Court endorses constitutionality of new political party bill
The Constitutional Court voted unanimously on Wednesday to endorse the constitutionality of the new political party bill, a crucial step for permitting the next general election.
The nine Constitutional Court judges ruled that the political party bill, one of two organic laws needed for holding general elections, did not contravene the provisions of the Constitution of the Kingdom of Thailand.
Earlier, 77 senators asked the court to deliberate whether sections 3, 4, 5, 6, 7, 9 and 10 of the new political party bill would contravene the charter or not.
The senators' petition was forwarded to the court by the Parliament president on August 29 and the court accepted it for judicial review on September 21.

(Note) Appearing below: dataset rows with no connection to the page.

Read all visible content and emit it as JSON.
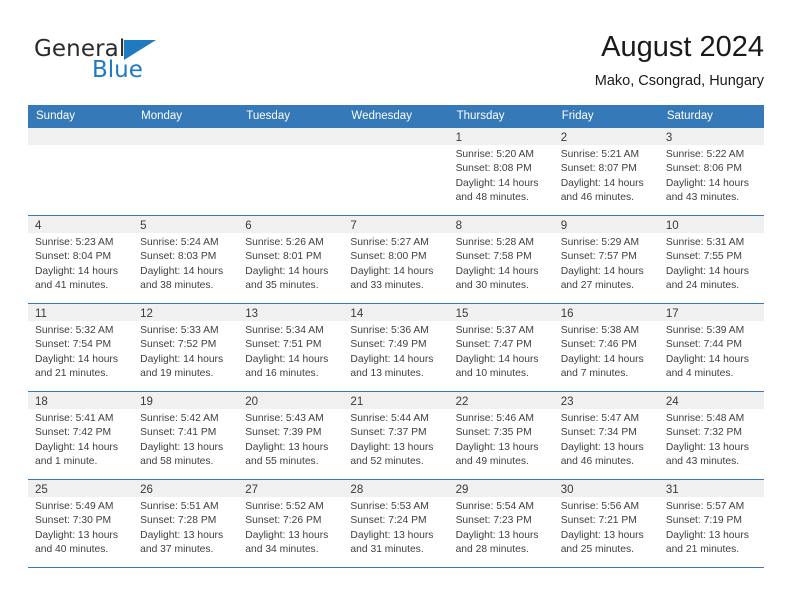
{
  "brand": {
    "name_part1": "General",
    "name_part2": "Blue",
    "accent_color": "#1f7ac0"
  },
  "header": {
    "month_title": "August 2024",
    "location": "Mako, Csongrad, Hungary"
  },
  "calendar": {
    "header_color": "#3579b8",
    "weekdays": [
      "Sunday",
      "Monday",
      "Tuesday",
      "Wednesday",
      "Thursday",
      "Friday",
      "Saturday"
    ],
    "weeks": [
      [
        {
          "day": "",
          "lines": []
        },
        {
          "day": "",
          "lines": []
        },
        {
          "day": "",
          "lines": []
        },
        {
          "day": "",
          "lines": []
        },
        {
          "day": "1",
          "lines": [
            "Sunrise: 5:20 AM",
            "Sunset: 8:08 PM",
            "Daylight: 14 hours",
            "and 48 minutes."
          ]
        },
        {
          "day": "2",
          "lines": [
            "Sunrise: 5:21 AM",
            "Sunset: 8:07 PM",
            "Daylight: 14 hours",
            "and 46 minutes."
          ]
        },
        {
          "day": "3",
          "lines": [
            "Sunrise: 5:22 AM",
            "Sunset: 8:06 PM",
            "Daylight: 14 hours",
            "and 43 minutes."
          ]
        }
      ],
      [
        {
          "day": "4",
          "lines": [
            "Sunrise: 5:23 AM",
            "Sunset: 8:04 PM",
            "Daylight: 14 hours",
            "and 41 minutes."
          ]
        },
        {
          "day": "5",
          "lines": [
            "Sunrise: 5:24 AM",
            "Sunset: 8:03 PM",
            "Daylight: 14 hours",
            "and 38 minutes."
          ]
        },
        {
          "day": "6",
          "lines": [
            "Sunrise: 5:26 AM",
            "Sunset: 8:01 PM",
            "Daylight: 14 hours",
            "and 35 minutes."
          ]
        },
        {
          "day": "7",
          "lines": [
            "Sunrise: 5:27 AM",
            "Sunset: 8:00 PM",
            "Daylight: 14 hours",
            "and 33 minutes."
          ]
        },
        {
          "day": "8",
          "lines": [
            "Sunrise: 5:28 AM",
            "Sunset: 7:58 PM",
            "Daylight: 14 hours",
            "and 30 minutes."
          ]
        },
        {
          "day": "9",
          "lines": [
            "Sunrise: 5:29 AM",
            "Sunset: 7:57 PM",
            "Daylight: 14 hours",
            "and 27 minutes."
          ]
        },
        {
          "day": "10",
          "lines": [
            "Sunrise: 5:31 AM",
            "Sunset: 7:55 PM",
            "Daylight: 14 hours",
            "and 24 minutes."
          ]
        }
      ],
      [
        {
          "day": "11",
          "lines": [
            "Sunrise: 5:32 AM",
            "Sunset: 7:54 PM",
            "Daylight: 14 hours",
            "and 21 minutes."
          ]
        },
        {
          "day": "12",
          "lines": [
            "Sunrise: 5:33 AM",
            "Sunset: 7:52 PM",
            "Daylight: 14 hours",
            "and 19 minutes."
          ]
        },
        {
          "day": "13",
          "lines": [
            "Sunrise: 5:34 AM",
            "Sunset: 7:51 PM",
            "Daylight: 14 hours",
            "and 16 minutes."
          ]
        },
        {
          "day": "14",
          "lines": [
            "Sunrise: 5:36 AM",
            "Sunset: 7:49 PM",
            "Daylight: 14 hours",
            "and 13 minutes."
          ]
        },
        {
          "day": "15",
          "lines": [
            "Sunrise: 5:37 AM",
            "Sunset: 7:47 PM",
            "Daylight: 14 hours",
            "and 10 minutes."
          ]
        },
        {
          "day": "16",
          "lines": [
            "Sunrise: 5:38 AM",
            "Sunset: 7:46 PM",
            "Daylight: 14 hours",
            "and 7 minutes."
          ]
        },
        {
          "day": "17",
          "lines": [
            "Sunrise: 5:39 AM",
            "Sunset: 7:44 PM",
            "Daylight: 14 hours",
            "and 4 minutes."
          ]
        }
      ],
      [
        {
          "day": "18",
          "lines": [
            "Sunrise: 5:41 AM",
            "Sunset: 7:42 PM",
            "Daylight: 14 hours",
            "and 1 minute."
          ]
        },
        {
          "day": "19",
          "lines": [
            "Sunrise: 5:42 AM",
            "Sunset: 7:41 PM",
            "Daylight: 13 hours",
            "and 58 minutes."
          ]
        },
        {
          "day": "20",
          "lines": [
            "Sunrise: 5:43 AM",
            "Sunset: 7:39 PM",
            "Daylight: 13 hours",
            "and 55 minutes."
          ]
        },
        {
          "day": "21",
          "lines": [
            "Sunrise: 5:44 AM",
            "Sunset: 7:37 PM",
            "Daylight: 13 hours",
            "and 52 minutes."
          ]
        },
        {
          "day": "22",
          "lines": [
            "Sunrise: 5:46 AM",
            "Sunset: 7:35 PM",
            "Daylight: 13 hours",
            "and 49 minutes."
          ]
        },
        {
          "day": "23",
          "lines": [
            "Sunrise: 5:47 AM",
            "Sunset: 7:34 PM",
            "Daylight: 13 hours",
            "and 46 minutes."
          ]
        },
        {
          "day": "24",
          "lines": [
            "Sunrise: 5:48 AM",
            "Sunset: 7:32 PM",
            "Daylight: 13 hours",
            "and 43 minutes."
          ]
        }
      ],
      [
        {
          "day": "25",
          "lines": [
            "Sunrise: 5:49 AM",
            "Sunset: 7:30 PM",
            "Daylight: 13 hours",
            "and 40 minutes."
          ]
        },
        {
          "day": "26",
          "lines": [
            "Sunrise: 5:51 AM",
            "Sunset: 7:28 PM",
            "Daylight: 13 hours",
            "and 37 minutes."
          ]
        },
        {
          "day": "27",
          "lines": [
            "Sunrise: 5:52 AM",
            "Sunset: 7:26 PM",
            "Daylight: 13 hours",
            "and 34 minutes."
          ]
        },
        {
          "day": "28",
          "lines": [
            "Sunrise: 5:53 AM",
            "Sunset: 7:24 PM",
            "Daylight: 13 hours",
            "and 31 minutes."
          ]
        },
        {
          "day": "29",
          "lines": [
            "Sunrise: 5:54 AM",
            "Sunset: 7:23 PM",
            "Daylight: 13 hours",
            "and 28 minutes."
          ]
        },
        {
          "day": "30",
          "lines": [
            "Sunrise: 5:56 AM",
            "Sunset: 7:21 PM",
            "Daylight: 13 hours",
            "and 25 minutes."
          ]
        },
        {
          "day": "31",
          "lines": [
            "Sunrise: 5:57 AM",
            "Sunset: 7:19 PM",
            "Daylight: 13 hours",
            "and 21 minutes."
          ]
        }
      ]
    ]
  }
}
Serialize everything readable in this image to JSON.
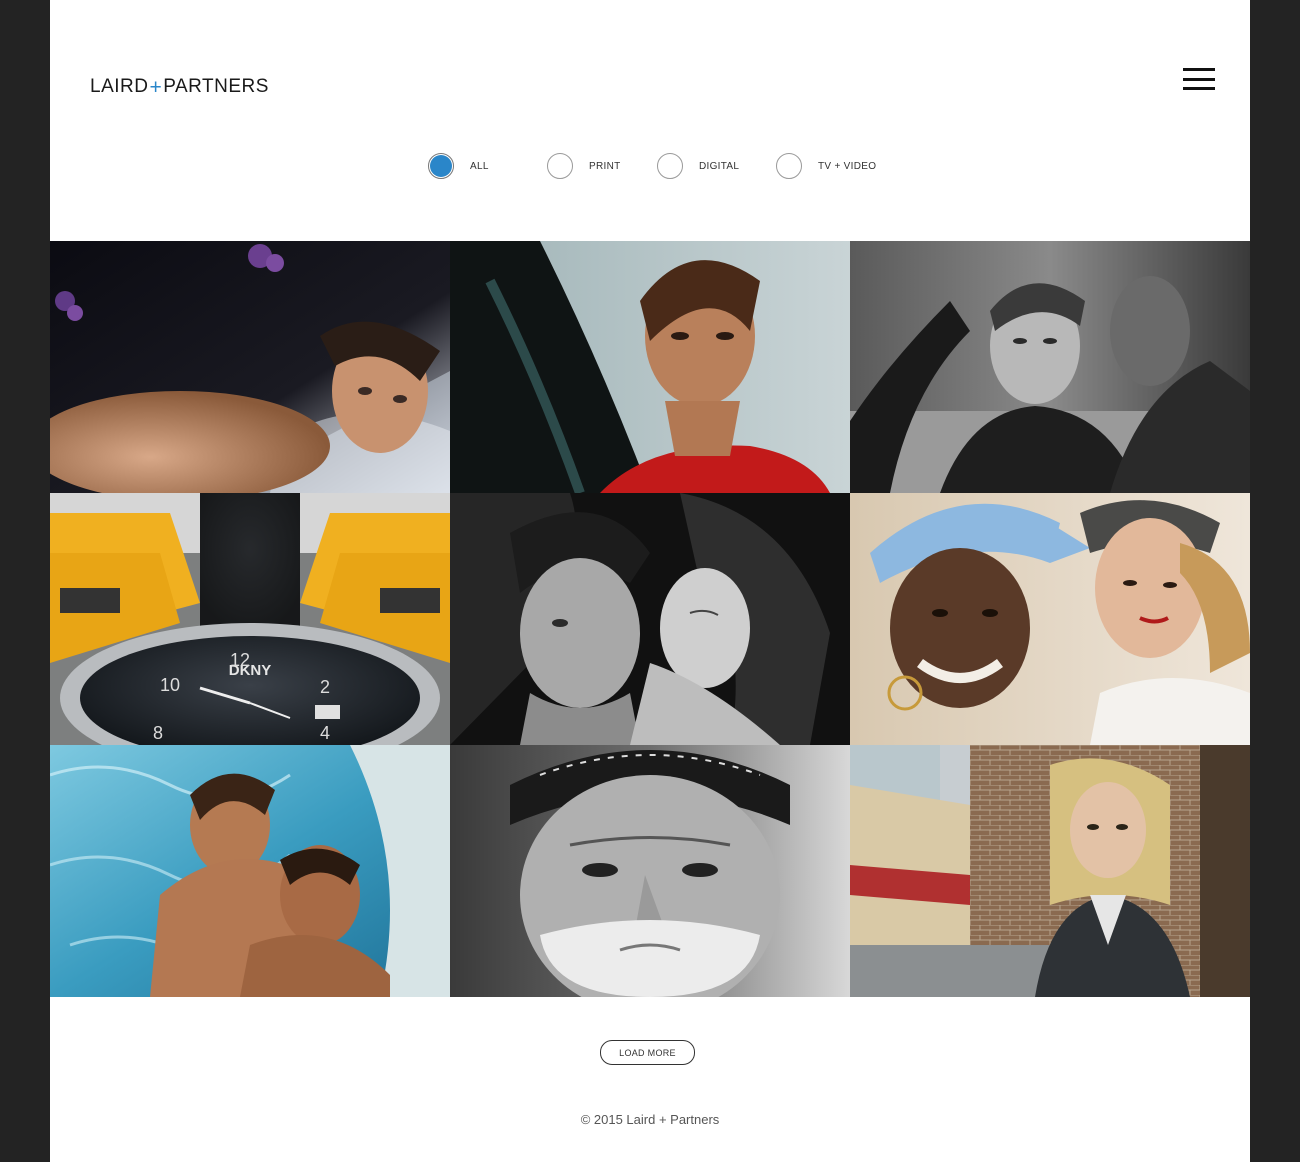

The sections in question regard membership fees of political parties and how they would select election candidates.
The new bill would reduce the annual membership fee from 100 baht a year to just 20 baht and the life membership fee from 2,000 baht to 200 baht.
The senators who sponsored the petition expressed concern that the lower membership fees would allow business tycoons to dominate parties by hiring people to apply for membership.
The amended bill’s sections in question would also allow people charged in criminal cases, corruption cases, gambling and drug cases, money laundering and human trafficking to be members of parties if they escape imprisonment.
The senators also expressed concern that the new party bill that would allow provincial committees of a party to nominate election candidates would violate the charter. They said the charter requires the people or ordinary party members to nominate candidates based on constituencies instead of provincial committees selecting candidates based on provinces.
The court will formally inform the Parliament president of its decision and the Parliament president will inform the prime minister to send the bill for royal command and enact it.
The political party bill is one of two organic laws for organising general elections. The other bill is the MPs election bill, on which the court will make a decision on November 30.
A group of 105 senators asked the court to consider whether Sections 25 and 26 of the election bill violated the charter or not.
Section 25 would cancel the prohibition in the previous election law on the counting of votes in constituencies, where by-elections need to be held, as votes for sharing party-list House seats.
Section 26 would cancel a requirement in the previous election law for recalculating party-list House seats in a year if some constituency MPs are found to have cheated in the election.
Political observers fear that if the court rules against the election bill, there could be a political vacuum and the next general election might not be held unless the House speeds up passage of a new election bill in time.
So far, the Election Commission has tentatively set May 7, 2023, as the date for the next election.